That Donald Trump is a uniquely unpredictable president is no longer a controversial observation. When POTUS is threatening to jail political opponents, announcing policy on Twitter in the early hours of the morning, or convening campaign rallies after less than six weeks in office, you know you’re in uncharted territory. But what does Trump’s irascibility say about his ability to actually do the job?

Fred Greenstein, the Princeton professor and scholar of American presidents, would probably know better than most. And in an article accompanying his seminal book The Presidential Difference, published in 2001, he delivered a stern warning. “Beware the contender who lacks emotional intelligence. In its absence, all else may turn to ashes.”
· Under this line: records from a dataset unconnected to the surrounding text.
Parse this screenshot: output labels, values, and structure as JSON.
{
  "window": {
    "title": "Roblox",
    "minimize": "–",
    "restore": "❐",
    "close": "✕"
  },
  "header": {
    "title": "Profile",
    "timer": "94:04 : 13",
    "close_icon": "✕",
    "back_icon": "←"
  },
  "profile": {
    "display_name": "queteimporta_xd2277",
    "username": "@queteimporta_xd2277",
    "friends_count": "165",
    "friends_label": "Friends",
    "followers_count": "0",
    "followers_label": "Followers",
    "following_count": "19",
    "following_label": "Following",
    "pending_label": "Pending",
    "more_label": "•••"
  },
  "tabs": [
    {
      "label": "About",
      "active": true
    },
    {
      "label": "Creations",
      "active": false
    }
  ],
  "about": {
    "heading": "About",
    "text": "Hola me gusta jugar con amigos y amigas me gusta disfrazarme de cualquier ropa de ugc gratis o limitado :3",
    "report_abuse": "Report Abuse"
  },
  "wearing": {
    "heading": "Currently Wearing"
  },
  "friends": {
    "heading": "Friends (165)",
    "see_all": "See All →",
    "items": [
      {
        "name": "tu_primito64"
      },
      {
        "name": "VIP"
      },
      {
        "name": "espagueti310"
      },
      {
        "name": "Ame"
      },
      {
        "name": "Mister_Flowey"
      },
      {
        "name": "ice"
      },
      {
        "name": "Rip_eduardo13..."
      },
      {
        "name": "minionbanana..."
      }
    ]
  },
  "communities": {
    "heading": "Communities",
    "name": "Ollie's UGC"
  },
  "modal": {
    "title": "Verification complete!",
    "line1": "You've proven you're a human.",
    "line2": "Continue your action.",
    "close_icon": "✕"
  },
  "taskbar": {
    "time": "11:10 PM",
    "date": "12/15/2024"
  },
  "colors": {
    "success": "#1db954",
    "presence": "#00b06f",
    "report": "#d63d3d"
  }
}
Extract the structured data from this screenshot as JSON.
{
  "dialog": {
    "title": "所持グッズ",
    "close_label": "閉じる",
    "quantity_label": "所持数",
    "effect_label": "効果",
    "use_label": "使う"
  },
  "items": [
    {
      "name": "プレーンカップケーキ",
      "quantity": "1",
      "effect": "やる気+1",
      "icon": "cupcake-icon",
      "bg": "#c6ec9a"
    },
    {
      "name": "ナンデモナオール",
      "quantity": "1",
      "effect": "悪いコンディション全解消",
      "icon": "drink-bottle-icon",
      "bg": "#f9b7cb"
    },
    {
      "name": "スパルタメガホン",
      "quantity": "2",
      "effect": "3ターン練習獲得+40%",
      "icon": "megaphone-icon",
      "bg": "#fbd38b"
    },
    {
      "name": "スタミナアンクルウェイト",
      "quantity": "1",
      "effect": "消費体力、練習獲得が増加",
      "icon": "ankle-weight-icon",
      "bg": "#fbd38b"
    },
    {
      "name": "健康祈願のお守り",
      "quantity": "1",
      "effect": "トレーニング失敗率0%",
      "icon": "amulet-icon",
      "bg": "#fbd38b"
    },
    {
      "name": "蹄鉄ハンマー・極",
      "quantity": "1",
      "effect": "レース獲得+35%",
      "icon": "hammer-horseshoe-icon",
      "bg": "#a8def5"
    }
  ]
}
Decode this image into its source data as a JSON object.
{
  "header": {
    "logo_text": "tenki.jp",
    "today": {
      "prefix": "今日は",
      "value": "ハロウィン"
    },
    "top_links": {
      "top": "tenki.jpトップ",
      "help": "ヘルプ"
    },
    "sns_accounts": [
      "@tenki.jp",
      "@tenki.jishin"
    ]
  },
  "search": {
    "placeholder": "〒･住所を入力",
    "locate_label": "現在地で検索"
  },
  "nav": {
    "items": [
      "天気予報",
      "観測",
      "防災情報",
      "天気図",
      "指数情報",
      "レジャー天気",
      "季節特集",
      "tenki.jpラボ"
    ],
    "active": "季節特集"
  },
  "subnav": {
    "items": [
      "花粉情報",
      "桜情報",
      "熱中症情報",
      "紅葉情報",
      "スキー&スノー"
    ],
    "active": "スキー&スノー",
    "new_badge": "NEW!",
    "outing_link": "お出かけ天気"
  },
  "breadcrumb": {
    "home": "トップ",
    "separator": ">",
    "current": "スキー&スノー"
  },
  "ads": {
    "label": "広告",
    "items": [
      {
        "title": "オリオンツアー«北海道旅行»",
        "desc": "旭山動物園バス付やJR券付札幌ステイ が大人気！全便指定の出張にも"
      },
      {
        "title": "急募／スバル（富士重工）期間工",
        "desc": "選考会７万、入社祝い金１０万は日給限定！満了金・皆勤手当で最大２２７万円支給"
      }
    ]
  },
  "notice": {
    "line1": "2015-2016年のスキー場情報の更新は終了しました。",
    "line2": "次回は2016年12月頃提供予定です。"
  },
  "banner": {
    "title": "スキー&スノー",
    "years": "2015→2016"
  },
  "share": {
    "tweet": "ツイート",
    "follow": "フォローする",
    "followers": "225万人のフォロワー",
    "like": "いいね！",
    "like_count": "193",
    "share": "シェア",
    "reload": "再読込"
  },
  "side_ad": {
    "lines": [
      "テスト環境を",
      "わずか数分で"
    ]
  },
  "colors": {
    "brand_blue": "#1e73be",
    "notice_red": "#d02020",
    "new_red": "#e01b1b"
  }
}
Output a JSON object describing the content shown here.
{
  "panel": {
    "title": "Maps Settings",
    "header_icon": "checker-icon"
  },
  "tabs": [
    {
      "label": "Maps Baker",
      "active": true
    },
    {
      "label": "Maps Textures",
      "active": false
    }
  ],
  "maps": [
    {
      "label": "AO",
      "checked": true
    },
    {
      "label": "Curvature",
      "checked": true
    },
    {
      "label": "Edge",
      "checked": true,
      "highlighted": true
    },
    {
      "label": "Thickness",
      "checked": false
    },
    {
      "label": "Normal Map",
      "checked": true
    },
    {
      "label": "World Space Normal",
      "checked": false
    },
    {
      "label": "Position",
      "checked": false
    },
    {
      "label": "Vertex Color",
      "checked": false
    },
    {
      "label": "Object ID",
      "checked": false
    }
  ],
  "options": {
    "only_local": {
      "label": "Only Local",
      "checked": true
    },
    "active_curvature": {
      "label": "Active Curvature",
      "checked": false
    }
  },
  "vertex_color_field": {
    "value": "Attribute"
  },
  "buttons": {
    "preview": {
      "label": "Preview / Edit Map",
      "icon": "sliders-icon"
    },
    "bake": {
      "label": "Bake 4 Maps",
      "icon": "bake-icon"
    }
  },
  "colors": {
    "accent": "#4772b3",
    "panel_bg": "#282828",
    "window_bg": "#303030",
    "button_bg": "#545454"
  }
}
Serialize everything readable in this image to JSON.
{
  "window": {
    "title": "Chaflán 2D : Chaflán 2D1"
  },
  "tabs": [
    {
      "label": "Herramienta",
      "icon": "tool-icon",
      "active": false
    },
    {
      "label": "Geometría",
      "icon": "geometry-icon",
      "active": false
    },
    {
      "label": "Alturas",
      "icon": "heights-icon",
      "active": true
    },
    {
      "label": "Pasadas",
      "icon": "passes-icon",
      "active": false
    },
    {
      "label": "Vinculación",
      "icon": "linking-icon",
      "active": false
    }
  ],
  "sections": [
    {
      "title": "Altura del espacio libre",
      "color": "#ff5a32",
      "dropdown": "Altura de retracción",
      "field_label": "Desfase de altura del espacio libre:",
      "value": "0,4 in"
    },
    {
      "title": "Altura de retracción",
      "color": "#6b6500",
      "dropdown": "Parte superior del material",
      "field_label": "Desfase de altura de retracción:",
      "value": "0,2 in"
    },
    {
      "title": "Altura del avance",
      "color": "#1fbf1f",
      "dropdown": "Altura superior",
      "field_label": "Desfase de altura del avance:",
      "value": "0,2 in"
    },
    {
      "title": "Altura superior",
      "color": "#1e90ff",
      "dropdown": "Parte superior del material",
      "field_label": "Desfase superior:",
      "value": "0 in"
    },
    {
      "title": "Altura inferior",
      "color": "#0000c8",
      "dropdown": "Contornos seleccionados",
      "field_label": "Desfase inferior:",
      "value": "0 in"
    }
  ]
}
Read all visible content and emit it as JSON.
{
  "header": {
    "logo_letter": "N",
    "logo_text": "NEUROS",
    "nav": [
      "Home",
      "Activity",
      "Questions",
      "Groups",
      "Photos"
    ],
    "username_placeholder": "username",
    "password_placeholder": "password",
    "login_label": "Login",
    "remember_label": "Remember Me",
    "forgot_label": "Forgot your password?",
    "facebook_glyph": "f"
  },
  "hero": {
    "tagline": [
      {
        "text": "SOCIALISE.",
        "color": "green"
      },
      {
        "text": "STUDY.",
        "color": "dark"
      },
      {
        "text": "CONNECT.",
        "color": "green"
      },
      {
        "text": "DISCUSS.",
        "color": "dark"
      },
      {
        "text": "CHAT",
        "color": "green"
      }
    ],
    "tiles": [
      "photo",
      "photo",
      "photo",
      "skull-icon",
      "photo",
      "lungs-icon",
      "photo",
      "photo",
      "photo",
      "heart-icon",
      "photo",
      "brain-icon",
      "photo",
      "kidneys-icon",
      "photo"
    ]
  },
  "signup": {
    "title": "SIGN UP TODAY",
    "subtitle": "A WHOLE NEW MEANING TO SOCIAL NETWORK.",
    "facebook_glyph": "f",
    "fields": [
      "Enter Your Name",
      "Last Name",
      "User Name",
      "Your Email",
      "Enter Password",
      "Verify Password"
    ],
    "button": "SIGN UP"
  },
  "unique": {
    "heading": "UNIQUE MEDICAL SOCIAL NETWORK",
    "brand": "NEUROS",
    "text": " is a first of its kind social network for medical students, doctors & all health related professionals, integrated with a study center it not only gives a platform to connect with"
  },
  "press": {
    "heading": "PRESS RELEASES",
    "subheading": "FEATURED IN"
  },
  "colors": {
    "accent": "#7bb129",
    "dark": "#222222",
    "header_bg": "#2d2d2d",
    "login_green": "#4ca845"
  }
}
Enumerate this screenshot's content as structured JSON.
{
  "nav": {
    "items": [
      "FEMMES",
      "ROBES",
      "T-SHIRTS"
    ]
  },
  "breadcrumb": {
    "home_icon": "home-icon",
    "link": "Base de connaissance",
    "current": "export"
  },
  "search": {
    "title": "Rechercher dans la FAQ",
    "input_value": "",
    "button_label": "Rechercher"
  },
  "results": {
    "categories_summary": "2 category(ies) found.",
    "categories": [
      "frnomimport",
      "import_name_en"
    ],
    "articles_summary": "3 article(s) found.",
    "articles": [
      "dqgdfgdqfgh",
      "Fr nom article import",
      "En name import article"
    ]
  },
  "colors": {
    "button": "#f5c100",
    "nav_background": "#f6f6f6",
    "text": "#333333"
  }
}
It’s clear that whatever Americans think of his policies, a majority of them don’t believe Trump has the “proper temperament” for the Oval Office (both liberal and conservative pollsters agree). Yet Greenstein asserted that this quality, above all others, could make or break an administration. Even intellect and vision, in his view, were less important. For politicians who exhibit “mood swings,” “rigidity,” “anger and suspicion,” he said, could find their political skills fatally undermined.

Back in 2008, as an undergraduate, I wrote a paper which searched for Greenstein’s five essential presidential qualities among the candidates in that year’s primaries. What happened next was evidence of the truth in Greenstein’s warning: John McCain was dogged by criticism of his temperament; Hillary Clinton was at turns accused of being both cold and insincere. Barack Obama’s signature, however divisive his presidency seems now to have been, was emotional intelligence: the ability to read a room, pick just the right tone for the occasion, and keep his cool. He was swept into the White House largely off the back of that personal quality.

Two things about emotional intelligence. First, it is non-partisan. Everybody notices it, whatever else they think of you. If he can’t empathise with people, Trump will eventually lose goodwill even with some of the most hardened conservatives. Second, it is not obsolete in 2017. Its importance to human relationships, to our whole lives, is permanent, and hasn’t been eroded by the digital age (in fact, some people argue that it’s more important than ever).

Greenstein is 86 now; I don’t think he’s written anything about President Trump. I’m sure he’s as fascinated as the rest of us. In another prescient moment, he observed that an increased ability to “command public attention and shape the national policy agenda” could make even a flawed politician more potent (remember, Twitter didn’t exist yet). But Greenstein’s golden rule, while it didn’t predict Trump’s rise, may yet give us a clue as to his fall.